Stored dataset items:
##############################

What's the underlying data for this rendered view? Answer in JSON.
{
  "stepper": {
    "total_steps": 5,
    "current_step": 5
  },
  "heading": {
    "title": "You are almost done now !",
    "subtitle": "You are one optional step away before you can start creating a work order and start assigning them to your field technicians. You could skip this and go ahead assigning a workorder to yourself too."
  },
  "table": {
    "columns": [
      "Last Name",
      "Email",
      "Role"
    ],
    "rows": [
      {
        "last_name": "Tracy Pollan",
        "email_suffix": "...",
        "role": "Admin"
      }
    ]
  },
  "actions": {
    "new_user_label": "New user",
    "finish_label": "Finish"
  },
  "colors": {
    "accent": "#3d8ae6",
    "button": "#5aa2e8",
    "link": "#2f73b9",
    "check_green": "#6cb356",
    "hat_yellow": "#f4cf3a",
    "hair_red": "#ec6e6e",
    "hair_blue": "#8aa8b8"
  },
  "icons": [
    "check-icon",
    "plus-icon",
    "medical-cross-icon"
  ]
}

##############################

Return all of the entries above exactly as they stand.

What's the underlying data for this rendered view? Answer in JSON.
{
  "stepper": {
    "total_steps": 5,
    "current_step": 5
  },
  "heading": {
    "title": "You are almost done now !",
    "subtitle": "You are one optional step away before you can start creating a work order and start assigning them to your field technicians. You could skip this and go ahead assigning a workorder to yourself too."
  },
  "table": {
    "columns": [
      "Last Name",
      "Email",
      "Role"
    ],
    "rows": [
      {
        "last_name": "Tracy Pollan",
        "email_suffix": "...",
        "role": "Admin"
      }
    ]
  },
  "actions": {
    "new_user_label": "New user",
    "finish_label": "Finish"
  },
  "colors": {
    "accent": "#3d8ae6",
    "button": "#5aa2e8",
    "link": "#2f73b9",
    "check_green": "#6cb356",
    "hat_yellow": "#f4cf3a",
    "hair_red": "#ec6e6e",
    "hair_blue": "#8aa8b8"
  },
  "icons": [
    "check-icon",
    "plus-icon",
    "medical-cross-icon"
  ]
}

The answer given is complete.